New research reveals that excess anxiety may have a surprising impact on your baby's health.
Feeling really maxed out at work? Time to take care of it. According to new research published in the journal Early Human Development, women who are anxious or depressed during pregnancy are nearly 40 percent more likely to have babies who develop sleep problems than women who aren't.
The likely link: The stress hormone cortisol, which floods the body when you feel excess stress. "This chemical can cross the placenta, affecting the part of the brain that regulates a child's sleep-wake cycles," says study author Thomas O'Connor, PhD, an associate professor of psychiatry at the University of Rochester Medical Center. "We know that child sleep is often an important measure of healthy development, so it's crucial that women pay attention to high stress levels, which can ultimately trigger chronic anxiety and depression."

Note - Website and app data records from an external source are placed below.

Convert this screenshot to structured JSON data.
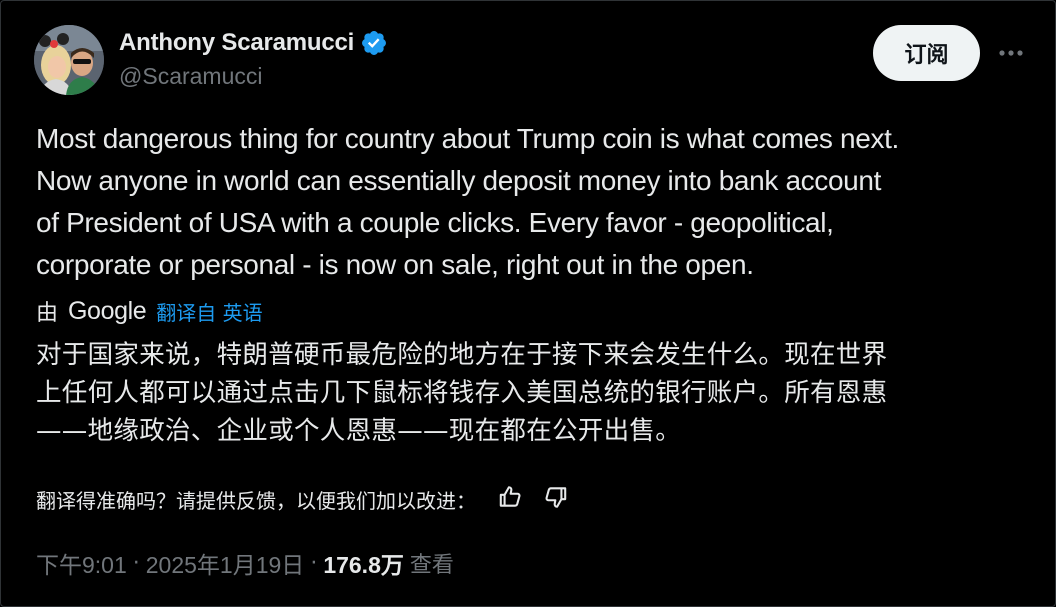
{
  "author": {
    "display_name": "Anthony Scaramucci",
    "handle": "@Scaramucci",
    "verified": true,
    "verified_icon": "verified-badge-icon",
    "verified_color": "#1d9bf0"
  },
  "header": {
    "subscribe_label": "订阅",
    "more_icon": "more-horizontal-icon"
  },
  "tweet": {
    "text": "Most dangerous thing for country about Trump coin is what comes next.\nNow anyone in world can essentially deposit money into bank account\nof President of USA with a couple clicks. Every favor - geopolitical,\ncorporate or personal - is now on sale, right out in the open."
  },
  "translation": {
    "by_label": "由",
    "provider": "Google",
    "translated_from": "翻译自 英语",
    "text": "对于国家来说，特朗普硬币最危险的地方在于接下来会发生什么。现在世界\n上任何人都可以通过点击几下鼠标将钱存入美国总统的银行账户。所有恩惠\n——地缘政治、企业或个人恩惠——现在都在公开出售。",
    "feedback_prompt": "翻译得准确吗？请提供反馈，以便我们加以改进：",
    "thumbs_up_icon": "thumbs-up-icon",
    "thumbs_down_icon": "thumbs-down-icon"
  },
  "meta": {
    "time": "下午9:01",
    "separator": "·",
    "date": "2025年1月19日",
    "views_count": "176.8万",
    "views_label": "查看"
  },
  "colors": {
    "background": "#000000",
    "text_primary": "#e7e9ea",
    "text_secondary": "#71767b",
    "accent": "#1d9bf0",
    "button_bg": "#eff3f4"
  }
}
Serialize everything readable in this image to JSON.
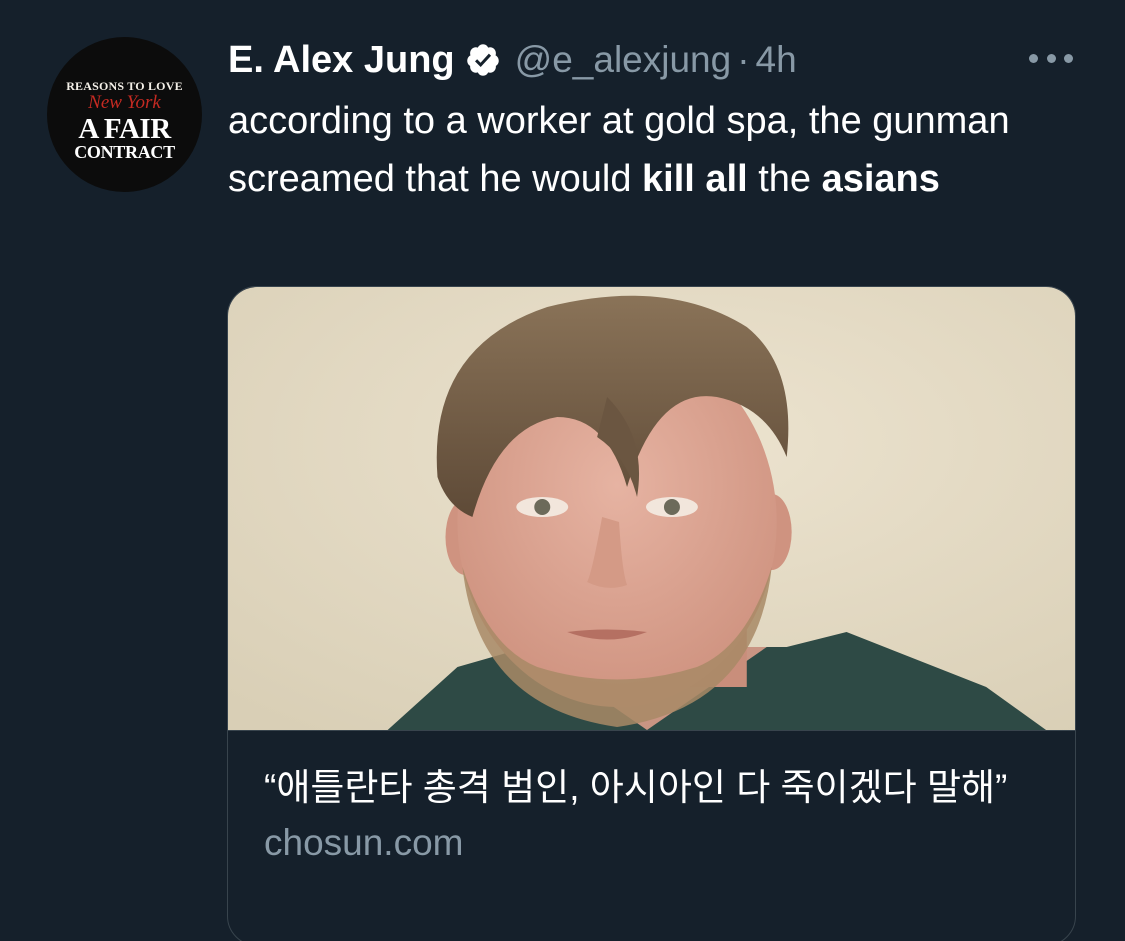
{
  "tweet": {
    "avatar": {
      "line1": "REASONS TO LOVE",
      "line2": "New York",
      "line3": "A FAIR",
      "line4": "CONTRACT"
    },
    "author_name": "E. Alex Jung",
    "handle": "@e_alexjung",
    "separator": "·",
    "timestamp": "4h",
    "text_part1": "according to a worker at gold spa, the gunman screamed that he would ",
    "text_bold1": "kill all",
    "text_part2": " the ",
    "text_bold2": "asians",
    "card": {
      "title": "“애틀란타 총격 범인, 아시아인 다 죽이겠다 말해”",
      "domain": "chosun.com"
    }
  },
  "icons": {
    "verified": "verified-badge-icon",
    "more": "more-options-icon"
  },
  "colors": {
    "background": "#15202b",
    "secondary_text": "#8899a6",
    "border": "#38444d"
  }
}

Of course, some degree of worrying and stress every now and then is totally normal, and a deadline-jammed day or two at the office is certainly not going to mess up baby's well-being for life. But trust yourself: If you're really frazzled or low lately, bring it up with your healthcare provider. (You're seeing her regularly enough these days anyhow.) And know that you're hardly alone: As many as 10 to 15 percent of pregnant women experience symptoms severe enough to warrant a doctor's attention, O'Connor estimates. Your doc can help determine the best way to manage your feelings and whether you may need to talk to a therapist -- or if simple lifestyle changes like unloading your plate around the house or office could help tame your tension.
Pamper Your Preggo Self!
- Sleep-Better Secrets (That Really Work!)
- Bye-Bye, Pregzilla! 7 Instant Mood Boosters
- Relax: The Best 26 Bump-Pampering Spas
- Checklist: 8 Ways to Beat the 3 PM Work Slump
Copyright © 2007 Parents.com.
All content on this Web site, including medical opinion and any other health-related information, is for informational purposes only and should not be considered to be a specific diagnosis or treatment plan for any individual situation. Use of this site and the information contained herein does not create a doctor-patient relationship. Always seek the direct advice of your own doctor in connection with any questions or issues you may have regarding your own health or the health of others.